> YOUR INSTRUCTIONS
Down to the last line below, repeat the entries word for word and drop the pictures.
____________
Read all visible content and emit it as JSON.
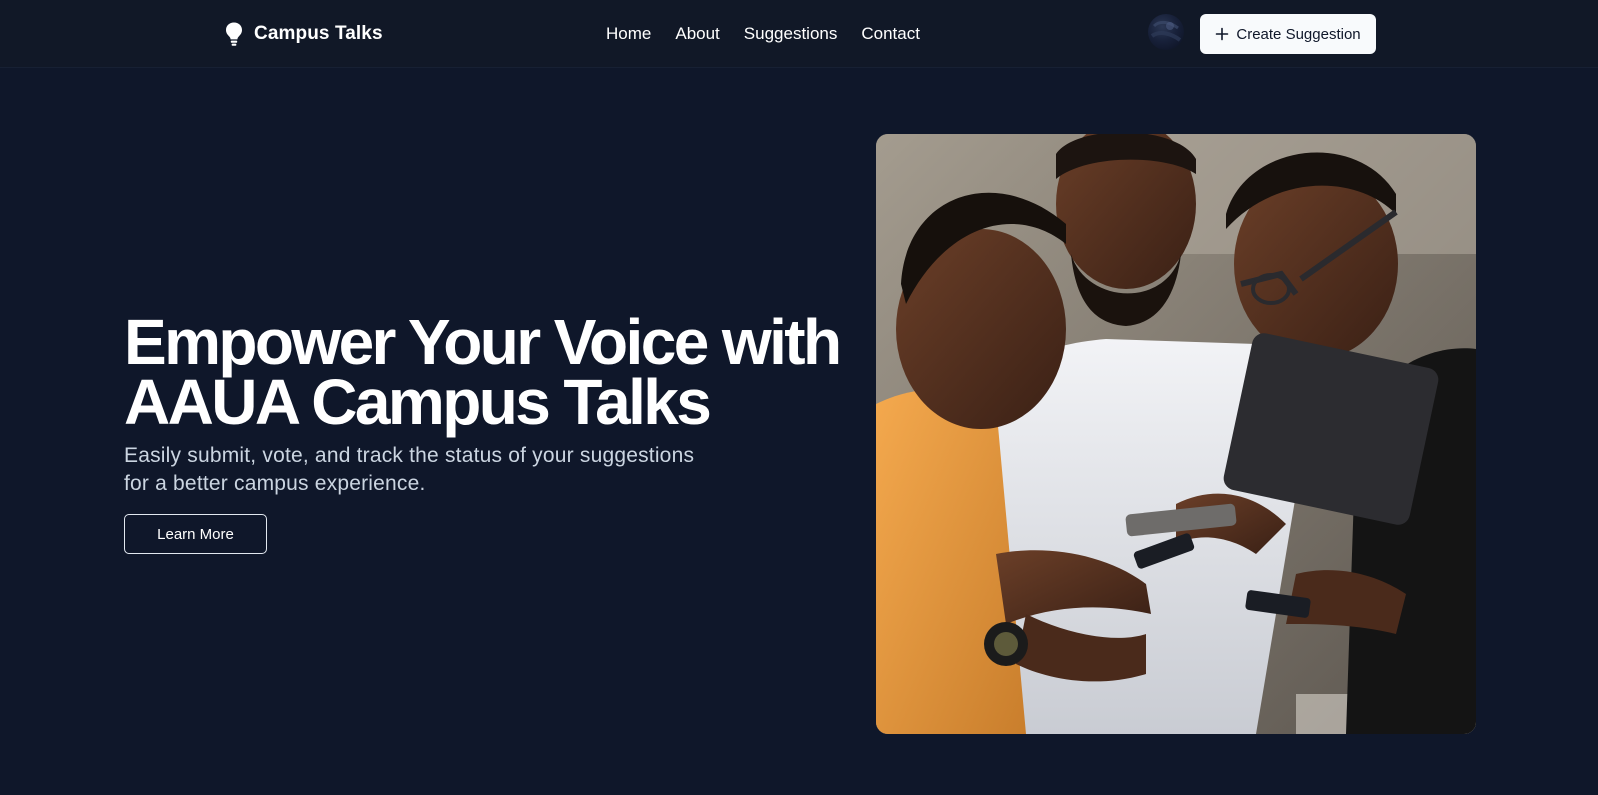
{
  "header": {
    "brand_name": "Campus Talks",
    "brand_icon": "lightbulb-icon",
    "nav": [
      {
        "label": "Home"
      },
      {
        "label": "About"
      },
      {
        "label": "Suggestions"
      },
      {
        "label": "Contact"
      }
    ],
    "create_button_label": "Create Suggestion",
    "create_button_icon": "plus-icon"
  },
  "hero": {
    "title_line1": "Empower Your Voice with",
    "title_line2": "AAUA Campus Talks",
    "subtitle_line1": "Easily submit, vote, and track the status of your suggestions",
    "subtitle_line2": "for a better campus experience.",
    "cta_label": "Learn More"
  },
  "colors": {
    "background": "#0f172a",
    "header_background": "#111827",
    "primary_button_bg": "#f8fafc",
    "primary_button_text": "#0f172a",
    "subtitle_text": "#cbd5e1"
  }
}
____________
> SOLUTION FOR THIS TASK
Read all visible content and emit it as JSON.
{
  "header": {
    "brand_name": "Campus Talks",
    "brand_icon": "lightbulb-icon",
    "nav": [
      {
        "label": "Home"
      },
      {
        "label": "About"
      },
      {
        "label": "Suggestions"
      },
      {
        "label": "Contact"
      }
    ],
    "create_button_label": "Create Suggestion",
    "create_button_icon": "plus-icon"
  },
  "hero": {
    "title_line1": "Empower Your Voice with",
    "title_line2": "AAUA Campus Talks",
    "subtitle_line1": "Easily submit, vote, and track the status of your suggestions",
    "subtitle_line2": "for a better campus experience.",
    "cta_label": "Learn More"
  },
  "colors": {
    "background": "#0f172a",
    "header_background": "#111827",
    "primary_button_bg": "#f8fafc",
    "primary_button_text": "#0f172a",
    "subtitle_text": "#cbd5e1"
  }
}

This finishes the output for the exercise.